This week, I abruptly switched gears from working on a green-field Ruby project to pitching in on a well-established Java project. Revisiting Java provided a good chance for me to set down in words how we at Relevance think about platform choice. This week I will be posting a series of five myths that often misinform platform choices for new projects.
Myth #1: Ruby is suitable for small projects, and Java is better for large, complex projects.
This is exactly backwards. In fact, Java is more suitable for small, well-defined projects, while Ruby is better for large, complex, open-ended projects. There are several reasons Java wins for small projects:
On a large project, all the factors above get reversed:
If the myth is so backwards, why does anybody believe it? Ruby is, at present, exceptionally good at one specific kind of small project: database-backed web applications. Ruby on Rails counteracts all of Ruby's small-project disadvantages:
For web applications, Advantage: Rails.
People see the success of Rails and draw exactly the wrong conclusions. There are lots of visible, successful, small Ruby on Rails projects.
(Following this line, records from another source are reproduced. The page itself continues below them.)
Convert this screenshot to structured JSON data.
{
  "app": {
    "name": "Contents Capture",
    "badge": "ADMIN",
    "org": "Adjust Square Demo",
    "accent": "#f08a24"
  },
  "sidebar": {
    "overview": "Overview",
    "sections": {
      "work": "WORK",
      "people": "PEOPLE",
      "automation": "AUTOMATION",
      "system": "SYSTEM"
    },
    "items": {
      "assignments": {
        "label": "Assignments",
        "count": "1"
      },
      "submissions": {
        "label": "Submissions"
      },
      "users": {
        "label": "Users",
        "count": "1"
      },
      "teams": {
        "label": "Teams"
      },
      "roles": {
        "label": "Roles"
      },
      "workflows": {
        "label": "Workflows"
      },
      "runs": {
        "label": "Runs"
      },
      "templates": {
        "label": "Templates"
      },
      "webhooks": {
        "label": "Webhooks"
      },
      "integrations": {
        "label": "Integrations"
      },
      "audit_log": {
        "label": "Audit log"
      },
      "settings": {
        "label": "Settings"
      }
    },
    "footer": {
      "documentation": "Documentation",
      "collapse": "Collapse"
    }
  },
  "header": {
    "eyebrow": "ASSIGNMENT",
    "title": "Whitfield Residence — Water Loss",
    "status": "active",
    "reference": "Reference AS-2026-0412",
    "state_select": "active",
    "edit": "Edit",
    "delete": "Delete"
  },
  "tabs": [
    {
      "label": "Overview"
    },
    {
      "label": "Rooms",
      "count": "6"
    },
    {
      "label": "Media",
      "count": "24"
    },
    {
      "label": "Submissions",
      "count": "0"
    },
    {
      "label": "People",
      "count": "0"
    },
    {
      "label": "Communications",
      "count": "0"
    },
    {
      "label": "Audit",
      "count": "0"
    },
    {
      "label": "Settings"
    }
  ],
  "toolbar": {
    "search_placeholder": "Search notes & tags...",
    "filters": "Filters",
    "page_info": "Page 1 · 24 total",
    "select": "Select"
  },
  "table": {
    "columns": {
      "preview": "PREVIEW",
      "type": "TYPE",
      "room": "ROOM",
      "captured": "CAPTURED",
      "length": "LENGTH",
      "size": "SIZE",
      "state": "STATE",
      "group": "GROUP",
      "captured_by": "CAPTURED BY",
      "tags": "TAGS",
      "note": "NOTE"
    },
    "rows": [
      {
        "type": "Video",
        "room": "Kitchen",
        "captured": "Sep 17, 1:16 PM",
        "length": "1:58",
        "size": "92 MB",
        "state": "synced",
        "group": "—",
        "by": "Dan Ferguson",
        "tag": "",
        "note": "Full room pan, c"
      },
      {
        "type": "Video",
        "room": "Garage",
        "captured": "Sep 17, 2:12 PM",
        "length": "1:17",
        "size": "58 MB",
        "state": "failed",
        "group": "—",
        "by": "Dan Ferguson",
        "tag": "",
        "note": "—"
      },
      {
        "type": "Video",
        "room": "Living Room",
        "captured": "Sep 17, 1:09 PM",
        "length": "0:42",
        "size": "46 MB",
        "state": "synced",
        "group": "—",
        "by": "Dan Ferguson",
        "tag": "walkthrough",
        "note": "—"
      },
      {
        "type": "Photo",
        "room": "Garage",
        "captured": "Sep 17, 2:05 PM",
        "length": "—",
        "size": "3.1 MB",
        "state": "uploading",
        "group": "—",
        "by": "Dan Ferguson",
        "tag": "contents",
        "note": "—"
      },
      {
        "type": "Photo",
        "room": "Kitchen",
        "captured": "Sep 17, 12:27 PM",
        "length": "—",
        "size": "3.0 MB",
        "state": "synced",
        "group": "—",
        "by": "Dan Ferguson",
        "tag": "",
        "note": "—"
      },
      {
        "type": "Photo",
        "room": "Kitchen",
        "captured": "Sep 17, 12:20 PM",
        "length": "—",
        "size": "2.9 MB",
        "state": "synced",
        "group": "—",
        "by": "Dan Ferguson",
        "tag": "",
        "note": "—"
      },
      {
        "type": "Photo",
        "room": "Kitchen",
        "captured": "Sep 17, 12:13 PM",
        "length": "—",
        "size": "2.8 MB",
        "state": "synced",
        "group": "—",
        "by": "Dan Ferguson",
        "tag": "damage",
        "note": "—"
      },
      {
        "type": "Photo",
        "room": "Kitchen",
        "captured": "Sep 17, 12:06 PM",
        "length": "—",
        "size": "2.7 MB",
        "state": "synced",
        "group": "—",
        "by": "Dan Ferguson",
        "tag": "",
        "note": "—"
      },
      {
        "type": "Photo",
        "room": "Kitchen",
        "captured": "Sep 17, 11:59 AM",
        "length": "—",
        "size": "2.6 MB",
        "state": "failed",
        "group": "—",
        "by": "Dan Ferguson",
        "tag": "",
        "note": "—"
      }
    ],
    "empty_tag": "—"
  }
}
There are lots of visible, successful, large Java projects. Look at these facts without broader context, and you get Myth #1.